I personally don't have many recollections of my epilepsy - I was a toddler and very young person when I stopped having the seizures. But according to my mum, I started having them right from birth. I was only a few hours old, and so they had to rush me to Sydney for hospitalisation. Throughout those years, I was having frequent seizures of about 5-6 per day and duration wise, could be... 5 minutes to as long as 10 minutes. Because of that they did MRIs and found a tumor, so I had to have an operation at the age of 2 or 3 in Sydney Children's Hospital.


The only specific recollection I have, from about 4 or 5, was being in the kitchen one day. I was feeling alright, and then suddenly I got quite starey-eyed and looked out this small window of our kitchen. I think there was a tiny bit of shaking, from memory, and a very mild headache, and then I don't remember anything else. 


Because I was living in the country town of Bermagui, at the time I'd also have to go for checkups in Canberra. So there was a lot of driving for Mum to have to do. I had the first operation; things were pretty good, and then we moved back to Perth, just me, my Mum and my brother.

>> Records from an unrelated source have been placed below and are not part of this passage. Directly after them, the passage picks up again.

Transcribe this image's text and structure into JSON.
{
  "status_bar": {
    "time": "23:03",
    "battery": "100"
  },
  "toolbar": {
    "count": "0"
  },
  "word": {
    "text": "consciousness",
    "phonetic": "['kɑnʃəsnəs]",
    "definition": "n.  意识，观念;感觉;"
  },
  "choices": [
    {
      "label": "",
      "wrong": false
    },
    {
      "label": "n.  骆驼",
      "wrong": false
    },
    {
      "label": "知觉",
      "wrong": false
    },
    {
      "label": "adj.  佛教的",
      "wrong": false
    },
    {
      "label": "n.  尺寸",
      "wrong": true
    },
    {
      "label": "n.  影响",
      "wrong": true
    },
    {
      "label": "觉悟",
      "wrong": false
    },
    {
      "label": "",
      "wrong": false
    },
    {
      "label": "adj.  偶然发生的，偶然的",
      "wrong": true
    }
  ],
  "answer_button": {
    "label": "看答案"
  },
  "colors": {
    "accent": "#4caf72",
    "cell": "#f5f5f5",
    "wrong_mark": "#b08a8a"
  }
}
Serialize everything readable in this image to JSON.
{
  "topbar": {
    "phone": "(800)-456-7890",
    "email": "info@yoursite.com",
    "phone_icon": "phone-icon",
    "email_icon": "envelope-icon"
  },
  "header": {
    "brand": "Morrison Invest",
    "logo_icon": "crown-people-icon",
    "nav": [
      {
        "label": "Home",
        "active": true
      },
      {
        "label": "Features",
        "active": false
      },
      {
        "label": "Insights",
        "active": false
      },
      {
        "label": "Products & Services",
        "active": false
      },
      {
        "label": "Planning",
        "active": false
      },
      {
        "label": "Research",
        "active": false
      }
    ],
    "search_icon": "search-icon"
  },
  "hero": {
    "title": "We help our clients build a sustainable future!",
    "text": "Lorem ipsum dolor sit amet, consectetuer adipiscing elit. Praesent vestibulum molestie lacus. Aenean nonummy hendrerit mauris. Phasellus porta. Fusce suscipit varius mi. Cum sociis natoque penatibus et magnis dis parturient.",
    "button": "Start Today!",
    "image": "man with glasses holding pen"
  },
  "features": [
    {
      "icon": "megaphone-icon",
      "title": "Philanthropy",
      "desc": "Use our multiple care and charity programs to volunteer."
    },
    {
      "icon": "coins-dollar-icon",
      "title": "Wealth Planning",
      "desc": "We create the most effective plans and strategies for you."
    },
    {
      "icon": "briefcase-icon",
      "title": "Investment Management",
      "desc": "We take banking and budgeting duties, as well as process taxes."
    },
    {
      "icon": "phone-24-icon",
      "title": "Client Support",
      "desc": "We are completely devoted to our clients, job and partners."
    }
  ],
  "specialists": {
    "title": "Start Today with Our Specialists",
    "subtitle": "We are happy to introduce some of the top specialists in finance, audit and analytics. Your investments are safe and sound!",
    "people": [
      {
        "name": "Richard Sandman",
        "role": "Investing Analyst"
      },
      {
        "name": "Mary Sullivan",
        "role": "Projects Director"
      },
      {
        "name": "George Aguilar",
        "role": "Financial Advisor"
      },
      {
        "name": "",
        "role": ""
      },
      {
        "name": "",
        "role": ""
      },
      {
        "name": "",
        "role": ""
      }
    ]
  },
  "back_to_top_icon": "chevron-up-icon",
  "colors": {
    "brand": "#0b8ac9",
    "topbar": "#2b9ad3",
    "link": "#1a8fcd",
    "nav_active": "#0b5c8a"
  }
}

Then I started having a couple of seizures again and the tumour grew, so they did a second operation, which I remember relatively well myself. I think I was under for about 8 or so hours, and then had about 6 weeks or so in hospital. It took a couple of weeks to get used to walking and stuff again, and get back into my everyday life in Year 2 - which was not too difficult being a young guy.


I haven't had any seizures or anything since then, and I just have the occasional MRI to check that everything's going well. Aside from that, my epilepsy hasn't affected me personally very much since."



Tell me a bit more about what kind of physical activities you've undertaken recently.

"I've swum in a Rottnest Channel swim team of 4... [and] later in that year, 2014, swam the English Channel swim team of 6. I've also done a Rotto duo in February of 2016 or 2017, and then in May of last year I tried to do a half Iron Man. I only failed because I failed to buy a wetsuit to do the swim component, but otherwise finished relatively well with the cycling and running aspects - which are a 90 km ride and then a 21.1 km run."



What kind of message would you like the general public to understand about epilepsy?

"I'd say the obvious one is that people with epilepsy can still live life to the fullest and can still achieve quite a few things. It is also important for the general public to be supportive, for people who are going through it - especially if it's severe - and to offer help if they can in any way, and not to think of them as overly limited.


People with epilepsy can still achieve great things."



How do you think Purple Laces Month will help people living with epilepsy?

"Hopefully it raises awareness for epilepsy as a condition... and raise much-needed funds for Epilepsy WA to continue helping those living with the condition, and to possibly find a cure beyond cases like mine."

Thank you for your support!


For more information, visit the official Epilepsy WA website here.


Follow the Epilepsy WA Facebook page here.